Finally, John bursts out, “Shut up! Both of you just shut up! I honestly cannot take it any more. You are never allowed to be in the same room together ever again, do you hear me? If I find myself with the two of you again I’m going to shoot one of you; just walk up to one or the other of you, whichever of you happens to be nearest and shoot you dead. No questions asked. Have you got it? No. Questions. Asked!”
In the startled silence that follows, which is punctuated only by John’s harsh breathing, the intruder walks over to him, regards him solemnly, then asks, “Are they always like this, then?”
In a tone of flat resignation, he responds, “Yes. Always.”
The intruder nods thoughtfully, then unties him. “You can go,” he says. “I’m really sorry about this. I hope the rest of your day is better.”

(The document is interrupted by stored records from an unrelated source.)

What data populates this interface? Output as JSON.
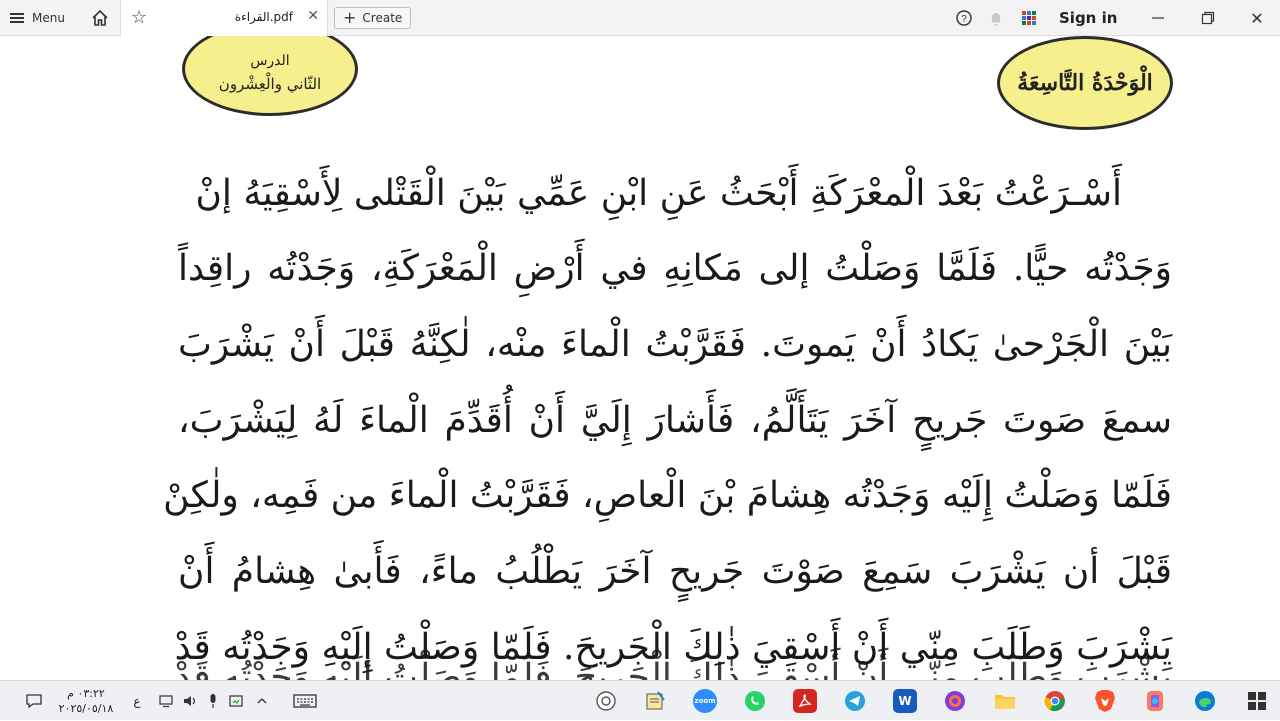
{
  "topbar": {
    "menu_label": "Menu",
    "tab_title": "القراءة.pdf",
    "create_label": "Create",
    "signin_label": "Sign in"
  },
  "document": {
    "badge_lesson_line1": "الدرس",
    "badge_lesson_line2": "الثّاني والْعِشْرون",
    "badge_unit": "الْوَحْدَةُ التَّاسِعَةُ",
    "lines": [
      "أَسْـرَعْتُ بَعْدَ الْمعْرَكَةِ أَبْحَثُ عَنِ ابْنِ عَمِّي بَيْنَ الْقَتْلى لِأَسْقِيَهُ إنْ",
      "وَجَدْتُه حيًّا. فَلَمَّا وَصَلْتُ إلى مَكانِهِ في أَرْضِ الْمَعْرَكَةِ، وَجَدْتُه راقِداً",
      "بَيْنَ الْجَرْحىٰ يَكادُ أَنْ يَموتَ. فَقَرَّبْتُ الْماءَ منْه، لٰكِنَّهُ قَبْلَ أَنْ يَشْرَبَ",
      "سمعَ صَوتَ جَريحٍ آخَرَ يَتَأَلَّمُ، فَأَشارَ إِلَيَّ أَنْ أُقَدِّمَ الْماءَ لَهُ لِيَشْرَبَ،",
      "فَلَمّا وَصَلْتُ إِلَيْه وَجَدْتُه هِشامَ بْنَ الْعاصِ، فَقَرَّبْتُ الْماءَ من فَمِه، ولٰكِنْ",
      "قَبْلَ أن يَشْرَبَ سَمِعَ صَوْتَ جَريحٍ آخَرَ يَطْلُبُ ماءً، فَأَبىٰ هِشامُ أَنْ",
      "يَشْرَبَ وَطَلَبَ مِنّي أَنْ أَسْقِيَ ذٰلِكَ الْجَريحَ. فَلَمّا وَصَلْتُ إِلَيْهِ وَجَدْتُه قَدْ",
      "يَشْرَبَ وَطَلَبَ مِنّي أَنْ أَسْقِيَ ذٰلِكَ الْجَريحَ. فَلَمّا وَصَلْتُ إِلَيْهِ وَجَدْتُه قَدْ"
    ]
  },
  "taskbar": {
    "time": "٠٣:٢٢ م",
    "date": "٢٠٢٥/٠٥/١٨",
    "lang": "ع",
    "zoom_label": "zoom",
    "word_label": "W"
  },
  "colors": {
    "badge_fill": "#f5ef8e",
    "topbar_bg": "#f3f3f3",
    "taskbar_bg": "#eef0f3",
    "acrobat_red": "#d4271f",
    "zoom_blue": "#2d8cff",
    "whatsapp_green": "#25d366",
    "telegram_blue": "#2aa1da",
    "word_blue": "#185abd",
    "brave_orange": "#fb542b"
  }
}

John blinks at him, startled. “Right. Okay. Erm, thanks.” He hastily leaves the room.
The intruder turns to Mycroft. “Where is the duct tape kept?”
There is no chance for him to answer, because at that moment the intruder is felled by a crossbow bolt to the right shoulder. He collapses onto the ground, clutching his shoulder and moaning in pain.
Anthea steps through the door decisively. “So sorry, I was on a tea break.”
For some reason, Mycroft has been held hostage (in his office - someone has a grudge against public transport?; or during one of the cases - because he went to check up on Sherlock?; etc.), and everyone else is getting a bit panicky.
Except Sherlock. He's constantly pointing out all the mistakes that the criminal(s) are doing, calling them names, generally provoking them like his normal self (maybe it's his way of showing concern/irritation/etc?). For example, "No, you fool! Secure his arms, properly! Before he elbows you and gets free! God, you'd think you'd never done this before!"
And Mycroft is just sniping back that he's "not helping the situation at all, thank you, and could he stop giving advice to the lowlifes that had the gall not to check that all exits were secure."
Basically a lot of sibling rivalry between them, as they see who can unnerve the criminal(s) first (because it's not like they're all that competent anyway, plus the gun's not loaded.) Scotland Yard just gets more and more exasperated and frustrated by their antics, but John is long-suffering ("You see? THIS is what I have to deal with every time they get together").
Bonus: John having to stop them fro being TOO childish (much like Mycroft does in 'ASiB'.